> **Work instruction**
Exactly as written, please repeat the data that follows, but not the pictures.

[Component data from apps and pages]
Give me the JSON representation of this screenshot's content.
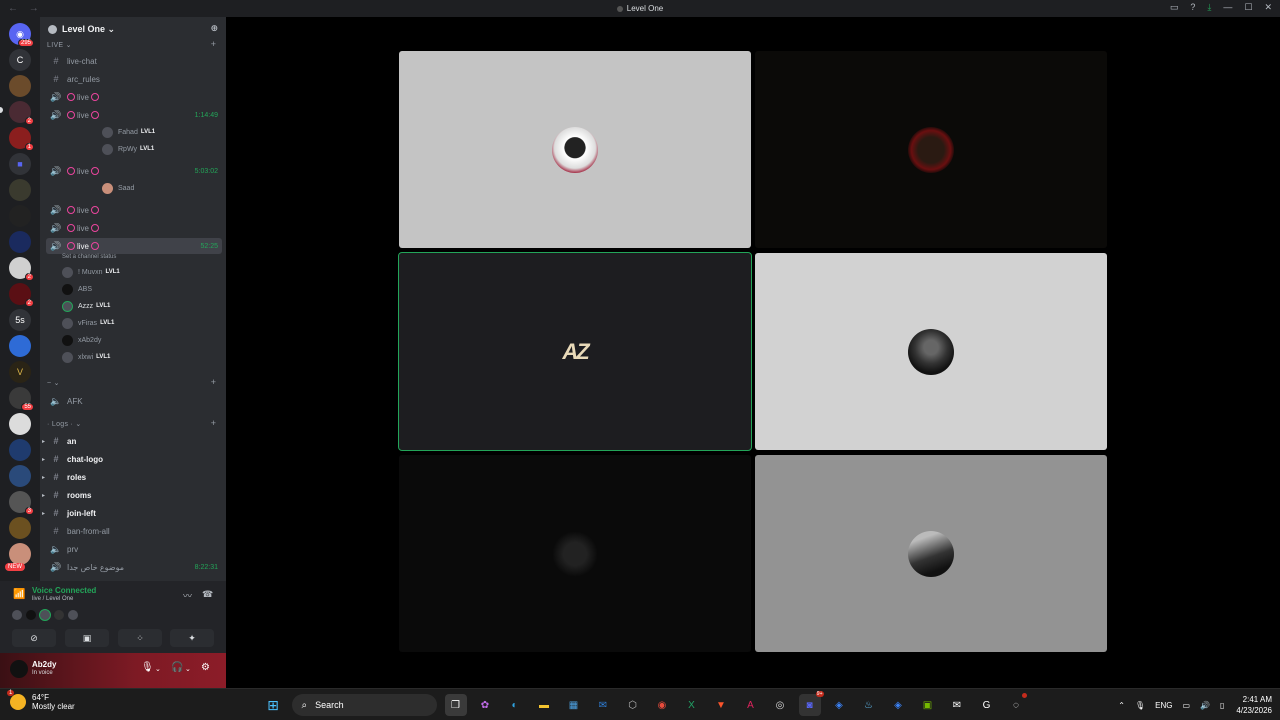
{
  "window": {
    "title": "Level One"
  },
  "server": {
    "name": "Level One",
    "chevron": "⌄"
  },
  "categories": {
    "live": "LIVE ⌄",
    "second": "~ ⌄",
    "logs": "· Logs · ⌄"
  },
  "channels": [
    {
      "name": "live-chat",
      "type": "text"
    },
    {
      "name": "arc_rules",
      "type": "text"
    },
    {
      "name": "live",
      "type": "voice"
    },
    {
      "name": "live",
      "type": "voice",
      "time": "1:14:49"
    },
    {
      "name": "live",
      "type": "voice",
      "time": "5:03:02"
    },
    {
      "name": "live",
      "type": "voice"
    },
    {
      "name": "live",
      "type": "voice"
    },
    {
      "name": "live",
      "type": "voice",
      "time": "52:25",
      "status": "Set a channel status"
    },
    {
      "name": "AFK",
      "type": "voice"
    },
    {
      "name": "an",
      "type": "text"
    },
    {
      "name": "chat-logo",
      "type": "text"
    },
    {
      "name": "roles",
      "type": "text"
    },
    {
      "name": "rooms",
      "type": "text"
    },
    {
      "name": "join-left",
      "type": "text"
    },
    {
      "name": "ban-from-all",
      "type": "text"
    },
    {
      "name": "prv",
      "type": "voice"
    },
    {
      "name": "موضوع خاص جدا",
      "type": "voice",
      "time": "8:22:31"
    }
  ],
  "voice_users": {
    "live2": [
      {
        "name": "Fahad",
        "level": "LVL1"
      },
      {
        "name": "RpWy",
        "level": "LVL1"
      }
    ],
    "live3": [
      {
        "name": "Saad"
      }
    ],
    "live6": [
      {
        "name": "! Muvxn",
        "level": "LVL1"
      },
      {
        "name": "ABS"
      },
      {
        "name": "Azzz",
        "level": "LVL1"
      },
      {
        "name": "vFiras",
        "level": "LVL1"
      },
      {
        "name": "xAb2dy"
      },
      {
        "name": "xlxwi",
        "level": "LVL1"
      }
    ]
  },
  "voice_panel": {
    "title": "Voice Connected",
    "subtitle": "live / Level One"
  },
  "user": {
    "name": "Ab2dy",
    "status": "In voice"
  },
  "servers": {
    "mentions_top": "295",
    "c_label": "C",
    "five_s": "5s",
    "new": "NEW",
    "badge_55": "55",
    "badge_3": "3",
    "badge_2": "2",
    "badge_1": "1"
  },
  "taskbar": {
    "weather_temp": "64°F",
    "weather_desc": "Mostly clear",
    "weather_badge": "1",
    "search": "Search",
    "lang": "ENG",
    "time": "2:41 AM",
    "date": "4/23/2026",
    "discord_badge": "9+"
  },
  "colors": {
    "voice_green": "#23a559",
    "live_pink": "#eb459e",
    "user_panel": "#8c1c28"
  }
}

> **Exercise result**
Give me the JSON representation of this screenshot's content.
{
  "window": {
    "title": "Level One"
  },
  "server": {
    "name": "Level One",
    "chevron": "⌄"
  },
  "categories": {
    "live": "LIVE ⌄",
    "second": "~ ⌄",
    "logs": "· Logs · ⌄"
  },
  "channels": [
    {
      "name": "live-chat",
      "type": "text"
    },
    {
      "name": "arc_rules",
      "type": "text"
    },
    {
      "name": "live",
      "type": "voice"
    },
    {
      "name": "live",
      "type": "voice",
      "time": "1:14:49"
    },
    {
      "name": "live",
      "type": "voice",
      "time": "5:03:02"
    },
    {
      "name": "live",
      "type": "voice"
    },
    {
      "name": "live",
      "type": "voice"
    },
    {
      "name": "live",
      "type": "voice",
      "time": "52:25",
      "status": "Set a channel status"
    },
    {
      "name": "AFK",
      "type": "voice"
    },
    {
      "name": "an",
      "type": "text"
    },
    {
      "name": "chat-logo",
      "type": "text"
    },
    {
      "name": "roles",
      "type": "text"
    },
    {
      "name": "rooms",
      "type": "text"
    },
    {
      "name": "join-left",
      "type": "text"
    },
    {
      "name": "ban-from-all",
      "type": "text"
    },
    {
      "name": "prv",
      "type": "voice"
    },
    {
      "name": "موضوع خاص جدا",
      "type": "voice",
      "time": "8:22:31"
    }
  ],
  "voice_users": {
    "live2": [
      {
        "name": "Fahad",
        "level": "LVL1"
      },
      {
        "name": "RpWy",
        "level": "LVL1"
      }
    ],
    "live3": [
      {
        "name": "Saad"
      }
    ],
    "live6": [
      {
        "name": "! Muvxn",
        "level": "LVL1"
      },
      {
        "name": "ABS"
      },
      {
        "name": "Azzz",
        "level": "LVL1"
      },
      {
        "name": "vFiras",
        "level": "LVL1"
      },
      {
        "name": "xAb2dy"
      },
      {
        "name": "xlxwi",
        "level": "LVL1"
      }
    ]
  },
  "voice_panel": {
    "title": "Voice Connected",
    "subtitle": "live / Level One"
  },
  "user": {
    "name": "Ab2dy",
    "status": "In voice"
  },
  "servers": {
    "mentions_top": "295",
    "c_label": "C",
    "five_s": "5s",
    "new": "NEW",
    "badge_55": "55",
    "badge_3": "3",
    "badge_2": "2",
    "badge_1": "1"
  },
  "taskbar": {
    "weather_temp": "64°F",
    "weather_desc": "Mostly clear",
    "weather_badge": "1",
    "search": "Search",
    "lang": "ENG",
    "time": "2:41 AM",
    "date": "4/23/2026",
    "discord_badge": "9+"
  },
  "colors": {
    "voice_green": "#23a559",
    "live_pink": "#eb459e",
    "user_panel": "#8c1c28"
  }
}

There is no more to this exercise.